Dataset rows for apps and sites:
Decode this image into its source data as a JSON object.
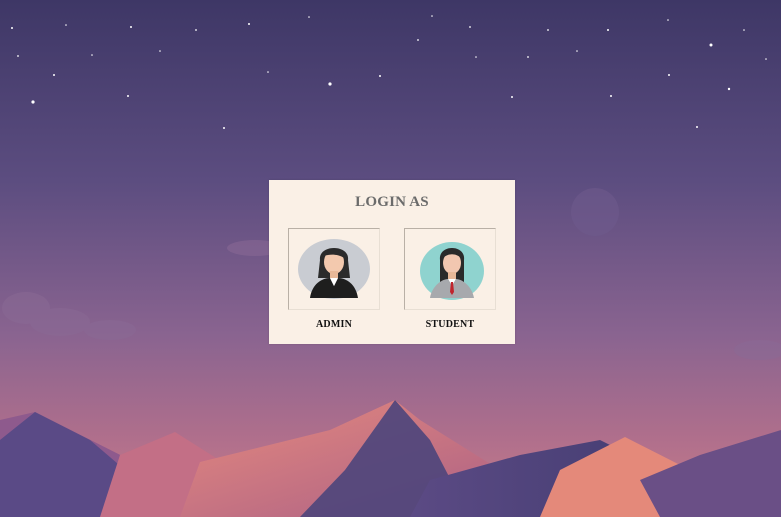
{
  "login_card": {
    "title": "LOGIN AS",
    "options": [
      {
        "label": "ADMIN",
        "icon": "admin-avatar-icon"
      },
      {
        "label": "STUDENT",
        "icon": "student-avatar-icon"
      }
    ]
  },
  "colors": {
    "sky_top": "#3e3766",
    "sky_bottom": "#b4738a",
    "card_background": "#faf0e6",
    "title_text": "#6b6b6b",
    "label_text": "#111111"
  }
}
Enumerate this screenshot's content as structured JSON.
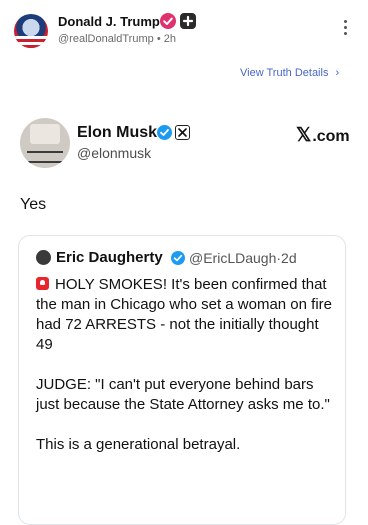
{
  "post": {
    "author_name": "Donald J. Trump",
    "handle": "@realDonaldTrump",
    "separator": "•",
    "time": "2h",
    "view_details": "View Truth Details",
    "chevron": "›"
  },
  "embed": {
    "name": "Elon Musk",
    "handle": "@elonmusk",
    "site": "X.com",
    "site_mark": "𝕏",
    "site_rest": ".com",
    "text": "Yes"
  },
  "quoted": {
    "name": "Eric Daugherty",
    "handle": "@EricLDaugh",
    "separator": "·",
    "time": "2d",
    "paragraphs": [
      "HOLY SMOKES! It's been confirmed that the man in Chicago who set a woman on fire had 72 ARRESTS - not the initially thought 49",
      "JUDGE: \"I can't put everyone behind bars just because the State Attorney asks me to.\"",
      "This is a generational betrayal."
    ]
  },
  "icons": {
    "verified_badge": "check-badge-icon",
    "plus_badge": "plus-badge-icon",
    "more": "kebab-icon",
    "siren": "siren-emoji-icon"
  },
  "colors": {
    "link": "#4a67c9",
    "x_verified": "#1d9bf0",
    "truth_verified": "#e0316f"
  }
}
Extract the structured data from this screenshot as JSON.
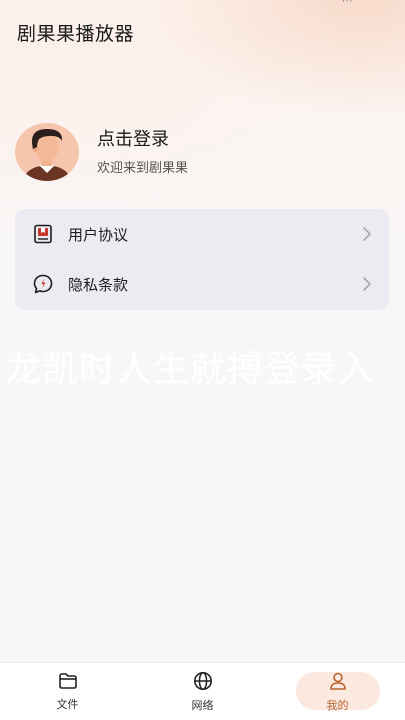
{
  "app": {
    "title": "剧果果播放器"
  },
  "status_fragment": "···",
  "profile": {
    "login_title": "点击登录",
    "login_subtitle": "欢迎来到剧果果"
  },
  "menu": {
    "items": [
      {
        "label": "用户协议",
        "icon": "document-book-icon"
      },
      {
        "label": "隐私条款",
        "icon": "privacy-speech-icon"
      }
    ]
  },
  "watermark": "龙凯时人生就搏登录入",
  "tabs": [
    {
      "label": "文件",
      "icon": "folder-icon",
      "active": false
    },
    {
      "label": "网络",
      "icon": "globe-icon",
      "active": false
    },
    {
      "label": "我的",
      "icon": "person-icon",
      "active": true
    }
  ],
  "colors": {
    "accent": "#b9632f",
    "active_pill": "#fbe9e0",
    "menu_card": "#ecebf2",
    "icon_red": "#c7362f"
  }
}
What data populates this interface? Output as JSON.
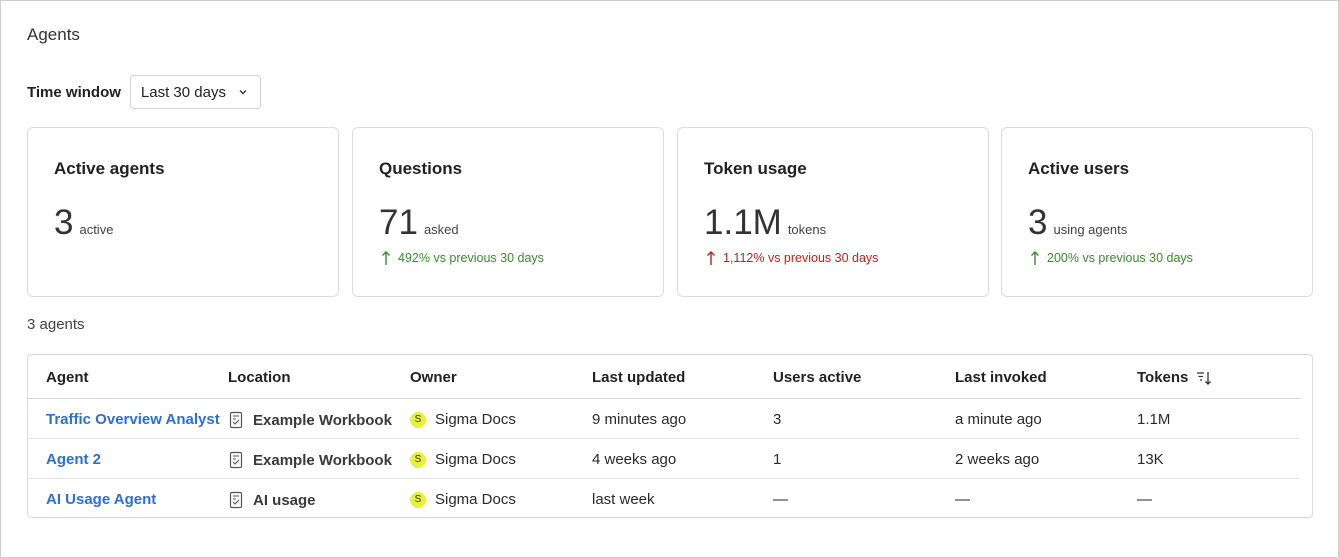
{
  "page": {
    "title": "Agents"
  },
  "filter": {
    "label": "Time window",
    "value": "Last 30 days"
  },
  "cards": [
    {
      "title": "Active agents",
      "value": "3",
      "unit": "active",
      "delta": "",
      "trend": ""
    },
    {
      "title": "Questions",
      "value": "71",
      "unit": "asked",
      "delta": "492% vs previous 30 days",
      "trend": "up-green"
    },
    {
      "title": "Token usage",
      "value": "1.1M",
      "unit": "tokens",
      "delta": "1,112% vs previous 30 days",
      "trend": "up-red"
    },
    {
      "title": "Active users",
      "value": "3",
      "unit": "using agents",
      "delta": "200% vs previous 30 days",
      "trend": "up-green"
    }
  ],
  "agents_count": "3 agents",
  "table": {
    "columns": [
      "Agent",
      "Location",
      "Owner",
      "Last updated",
      "Users active",
      "Last invoked",
      "Tokens"
    ],
    "rows": [
      {
        "agent": "Traffic Overview Analyst",
        "location": "Example Workbook",
        "owner_initial": "S",
        "owner": "Sigma Docs",
        "last_updated": "9 minutes ago",
        "users_active": "3",
        "last_invoked": "a minute ago",
        "tokens": "1.1M"
      },
      {
        "agent": "Agent 2",
        "location": "Example Workbook",
        "owner_initial": "S",
        "owner": "Sigma Docs",
        "last_updated": "4 weeks ago",
        "users_active": "1",
        "last_invoked": "2 weeks ago",
        "tokens": "13K"
      },
      {
        "agent": "AI Usage Agent",
        "location": "AI usage",
        "owner_initial": "S",
        "owner": "Sigma Docs",
        "last_updated": "last week",
        "users_active": "—",
        "last_invoked": "—",
        "tokens": "—"
      }
    ]
  },
  "colors": {
    "link": "#2e6fd0",
    "positive": "#3d8a2f",
    "negative": "#b3261e",
    "avatar": "#e6f03c"
  },
  "icons": {
    "select": "chevron-down-icon",
    "trend": "arrow-up-icon",
    "location": "workbook-icon",
    "sort": "sort-descending-icon"
  }
}
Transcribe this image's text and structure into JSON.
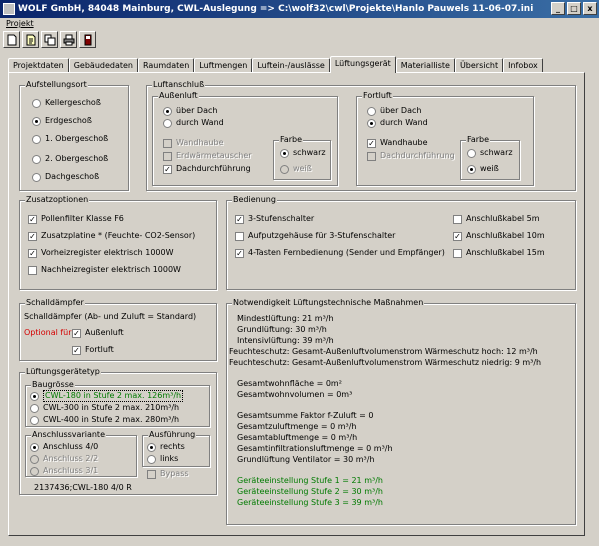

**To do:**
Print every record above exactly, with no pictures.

**Written answer:**
Decode this image into its source data as a JSON object.
{
  "login_card": {
    "title": "LOGIN AS",
    "options": [
      {
        "label": "ADMIN",
        "icon": "admin-avatar-icon"
      },
      {
        "label": "STUDENT",
        "icon": "student-avatar-icon"
      }
    ]
  },
  "colors": {
    "sky_top": "#3e3766",
    "sky_bottom": "#b4738a",
    "card_background": "#faf0e6",
    "title_text": "#6b6b6b",
    "label_text": "#111111"
  }
}
Enumerate this screenshot's content as structured JSON.
{
  "post": {
    "author_name": "Donald J. Trump",
    "handle": "@realDonaldTrump",
    "separator": "•",
    "time": "2h",
    "view_details": "View Truth Details",
    "chevron": "›"
  },
  "embed": {
    "name": "Elon Musk",
    "handle": "@elonmusk",
    "site": "X.com",
    "site_mark": "𝕏",
    "site_rest": ".com",
    "text": "Yes"
  },
  "quoted": {
    "name": "Eric Daugherty",
    "handle": "@EricLDaugh",
    "separator": "·",
    "time": "2d",
    "paragraphs": [
      "HOLY SMOKES! It's been confirmed that the man in Chicago who set a woman on fire had 72 ARRESTS - not the initially thought 49",
      "JUDGE: \"I can't put everyone behind bars just because the State Attorney asks me to.\"",
      "This is a generational betrayal."
    ]
  },
  "icons": {
    "verified_badge": "check-badge-icon",
    "plus_badge": "plus-badge-icon",
    "more": "kebab-icon",
    "siren": "siren-emoji-icon"
  },
  "colors": {
    "link": "#4a67c9",
    "x_verified": "#1d9bf0",
    "truth_verified": "#e0316f"
  }
}
Extract the structured data from this screenshot as JSON.
{
  "app": {
    "title": "剧果果播放器"
  },
  "status_fragment": "···",
  "profile": {
    "login_title": "点击登录",
    "login_subtitle": "欢迎来到剧果果"
  },
  "menu": {
    "items": [
      {
        "label": "用户协议",
        "icon": "document-book-icon"
      },
      {
        "label": "隐私条款",
        "icon": "privacy-speech-icon"
      }
    ]
  },
  "watermark": "龙凯时人生就搏登录入",
  "tabs": [
    {
      "label": "文件",
      "icon": "folder-icon",
      "active": false
    },
    {
      "label": "网络",
      "icon": "globe-icon",
      "active": false
    },
    {
      "label": "我的",
      "icon": "person-icon",
      "active": true
    }
  ],
  "colors": {
    "accent": "#b9632f",
    "active_pill": "#fbe9e0",
    "menu_card": "#ecebf2",
    "icon_red": "#c7362f"
  }
}
What data populates this interface? Output as JSON.
{
  "page": {
    "title": "Agents"
  },
  "filter": {
    "label": "Time window",
    "value": "Last 30 days"
  },
  "cards": [
    {
      "title": "Active agents",
      "value": "3",
      "unit": "active",
      "delta": "",
      "trend": ""
    },
    {
      "title": "Questions",
      "value": "71",
      "unit": "asked",
      "delta": "492% vs previous 30 days",
      "trend": "up-green"
    },
    {
      "title": "Token usage",
      "value": "1.1M",
      "unit": "tokens",
      "delta": "1,112% vs previous 30 days",
      "trend": "up-red"
    },
    {
      "title": "Active users",
      "value": "3",
      "unit": "using agents",
      "delta": "200% vs previous 30 days",
      "trend": "up-green"
    }
  ],
  "agents_count": "3 agents",
  "table": {
    "columns": [
      "Agent",
      "Location",
      "Owner",
      "Last updated",
      "Users active",
      "Last invoked",
      "Tokens"
    ],
    "rows": [
      {
        "agent": "Traffic Overview Analyst",
        "location": "Example Workbook",
        "owner_initial": "S",
        "owner": "Sigma Docs",
        "last_updated": "9 minutes ago",
        "users_active": "3",
        "last_invoked": "a minute ago",
        "tokens": "1.1M"
      },
      {
        "agent": "Agent 2",
        "location": "Example Workbook",
        "owner_initial": "S",
        "owner": "Sigma Docs",
        "last_updated": "4 weeks ago",
        "users_active": "1",
        "last_invoked": "2 weeks ago",
        "tokens": "13K"
      },
      {
        "agent": "AI Usage Agent",
        "location": "AI usage",
        "owner_initial": "S",
        "owner": "Sigma Docs",
        "last_updated": "last week",
        "users_active": "—",
        "last_invoked": "—",
        "tokens": "—"
      }
    ]
  },
  "colors": {
    "link": "#2e6fd0",
    "positive": "#3d8a2f",
    "negative": "#b3261e",
    "avatar": "#e6f03c"
  },
  "icons": {
    "select": "chevron-down-icon",
    "trend": "arrow-up-icon",
    "location": "workbook-icon",
    "sort": "sort-descending-icon"
  }
}
Transcribe this image's text and structure into JSON.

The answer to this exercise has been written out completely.